Unfortunately these fads can be very attractive to managers looking for the answer to a current challenge, or for a competitive edge. The idea that someone else has found the solution or has uncovered an original model, approach, process or research, is almost irresistible when we are struggling with a problem.

Chasing the next big idea can lead to fatigue in the organisation.

Staff try to keep up with their manager’s relentless drive to introduce a new concept, another structure of meetings, new reporting formats or whatever else has caught their eye this week.

Cynical staff quickly set up delaying tactics because they know their manager won’t follow through and today’s thought bubble with be replaced quickly.
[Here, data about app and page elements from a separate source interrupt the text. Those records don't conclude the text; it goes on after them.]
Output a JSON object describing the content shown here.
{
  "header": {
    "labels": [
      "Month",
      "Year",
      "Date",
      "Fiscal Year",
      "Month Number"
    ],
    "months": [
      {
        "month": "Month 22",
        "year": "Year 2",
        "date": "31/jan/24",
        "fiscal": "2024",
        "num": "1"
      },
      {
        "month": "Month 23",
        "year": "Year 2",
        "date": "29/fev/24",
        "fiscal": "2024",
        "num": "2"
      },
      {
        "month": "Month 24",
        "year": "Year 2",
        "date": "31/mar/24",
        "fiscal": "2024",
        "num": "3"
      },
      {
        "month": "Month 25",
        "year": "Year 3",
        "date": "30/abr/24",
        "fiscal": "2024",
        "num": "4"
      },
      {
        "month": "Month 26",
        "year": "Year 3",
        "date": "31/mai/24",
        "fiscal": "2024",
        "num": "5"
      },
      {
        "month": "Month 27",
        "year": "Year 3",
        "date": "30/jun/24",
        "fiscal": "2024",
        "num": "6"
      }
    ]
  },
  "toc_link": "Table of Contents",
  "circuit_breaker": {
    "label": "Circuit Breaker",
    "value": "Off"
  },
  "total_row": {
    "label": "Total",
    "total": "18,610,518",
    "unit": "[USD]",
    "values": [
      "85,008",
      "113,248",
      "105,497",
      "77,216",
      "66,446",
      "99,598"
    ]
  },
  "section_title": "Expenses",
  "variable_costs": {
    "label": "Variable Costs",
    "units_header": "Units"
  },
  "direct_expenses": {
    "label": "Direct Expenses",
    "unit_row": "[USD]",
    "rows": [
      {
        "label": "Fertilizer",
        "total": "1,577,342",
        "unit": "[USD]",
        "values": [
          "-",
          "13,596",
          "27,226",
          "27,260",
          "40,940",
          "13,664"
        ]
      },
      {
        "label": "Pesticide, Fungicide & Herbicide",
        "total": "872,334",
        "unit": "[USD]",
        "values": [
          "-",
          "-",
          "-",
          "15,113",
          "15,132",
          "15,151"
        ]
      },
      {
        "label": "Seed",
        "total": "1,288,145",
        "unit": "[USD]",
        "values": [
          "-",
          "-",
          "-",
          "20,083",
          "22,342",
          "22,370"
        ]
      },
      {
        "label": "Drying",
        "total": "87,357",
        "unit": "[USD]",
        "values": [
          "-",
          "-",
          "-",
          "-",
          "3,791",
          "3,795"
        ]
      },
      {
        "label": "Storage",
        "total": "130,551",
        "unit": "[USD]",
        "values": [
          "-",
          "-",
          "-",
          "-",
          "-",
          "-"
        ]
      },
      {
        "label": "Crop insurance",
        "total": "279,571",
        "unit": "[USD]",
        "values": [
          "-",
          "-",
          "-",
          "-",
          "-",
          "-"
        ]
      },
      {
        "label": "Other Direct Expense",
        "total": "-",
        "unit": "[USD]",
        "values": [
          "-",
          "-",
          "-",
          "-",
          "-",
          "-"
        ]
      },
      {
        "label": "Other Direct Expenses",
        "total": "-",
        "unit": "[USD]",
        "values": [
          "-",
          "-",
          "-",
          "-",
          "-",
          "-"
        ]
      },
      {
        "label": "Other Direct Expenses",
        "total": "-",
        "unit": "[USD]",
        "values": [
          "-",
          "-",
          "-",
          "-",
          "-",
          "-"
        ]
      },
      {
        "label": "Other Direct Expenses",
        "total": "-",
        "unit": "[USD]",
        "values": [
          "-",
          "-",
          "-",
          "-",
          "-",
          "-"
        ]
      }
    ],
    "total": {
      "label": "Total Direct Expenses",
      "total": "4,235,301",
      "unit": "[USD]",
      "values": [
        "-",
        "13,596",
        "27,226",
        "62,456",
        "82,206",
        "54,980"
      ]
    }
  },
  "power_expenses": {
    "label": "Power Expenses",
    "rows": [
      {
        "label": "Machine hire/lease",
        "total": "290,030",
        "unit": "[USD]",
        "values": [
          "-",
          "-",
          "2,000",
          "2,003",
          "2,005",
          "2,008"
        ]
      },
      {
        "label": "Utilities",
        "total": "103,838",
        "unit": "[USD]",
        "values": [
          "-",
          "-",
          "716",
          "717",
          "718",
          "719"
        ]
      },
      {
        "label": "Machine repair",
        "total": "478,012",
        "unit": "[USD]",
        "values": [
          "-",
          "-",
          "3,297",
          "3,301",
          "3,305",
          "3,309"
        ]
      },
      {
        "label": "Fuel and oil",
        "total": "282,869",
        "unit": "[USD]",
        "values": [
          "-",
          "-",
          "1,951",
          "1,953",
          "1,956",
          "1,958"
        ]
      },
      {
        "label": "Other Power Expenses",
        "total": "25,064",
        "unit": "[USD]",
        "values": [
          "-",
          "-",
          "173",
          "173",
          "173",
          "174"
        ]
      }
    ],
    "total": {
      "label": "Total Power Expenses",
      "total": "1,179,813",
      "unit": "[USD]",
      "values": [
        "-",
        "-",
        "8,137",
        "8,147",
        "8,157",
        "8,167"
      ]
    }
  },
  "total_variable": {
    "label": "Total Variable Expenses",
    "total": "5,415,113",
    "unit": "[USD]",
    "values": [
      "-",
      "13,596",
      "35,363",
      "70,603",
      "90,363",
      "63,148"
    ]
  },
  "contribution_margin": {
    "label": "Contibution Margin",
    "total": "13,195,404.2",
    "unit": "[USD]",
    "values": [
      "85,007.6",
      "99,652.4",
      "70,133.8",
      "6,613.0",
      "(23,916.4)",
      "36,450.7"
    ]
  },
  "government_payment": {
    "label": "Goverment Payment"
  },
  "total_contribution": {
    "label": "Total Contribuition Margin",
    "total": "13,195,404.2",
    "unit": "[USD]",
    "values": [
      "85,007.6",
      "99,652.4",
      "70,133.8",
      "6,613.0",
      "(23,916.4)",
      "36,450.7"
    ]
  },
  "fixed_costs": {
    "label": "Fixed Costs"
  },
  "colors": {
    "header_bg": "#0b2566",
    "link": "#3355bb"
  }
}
The reality is that nearly all the “latest” fads are a rehash of an earlier model or approach. Modern language, the addition of technology or a colourful two-by-two grid can’t hide the fact that the hot new topic is not so new.

Some of the current hot topics have been around for decades. Simply reading some of the work of Peter Drucker from the 1970s and 1980s will expose many of the current “new” approaches as embellishments of his ideas rather than as profound contemporary insights.

In practice, the only ideas that are really valuable are those that you can implement in your organisation at the right time. So the latest fad is not generically valuable to everyone. It is only valuable to those who can exploit its content to improve their own performance or that of their team or organisation.

One more small step in the next 24 hours

Strangely this idea that “all that’s old is new again” can be used to our advantage. Next time you are attracted to a new approach to management and leadership, take some time to do a literature search to see if the idea has been explored before.

If it is a rehash of a previous idea, you’ll be in a much better position to judge its validity and effectiveness. See if there are examples of organisations similar to your own who have implemented the approach successfully.

Ask yourself

What impact could this action have on your leadership success? 

How likely is it you could implement this action successfully?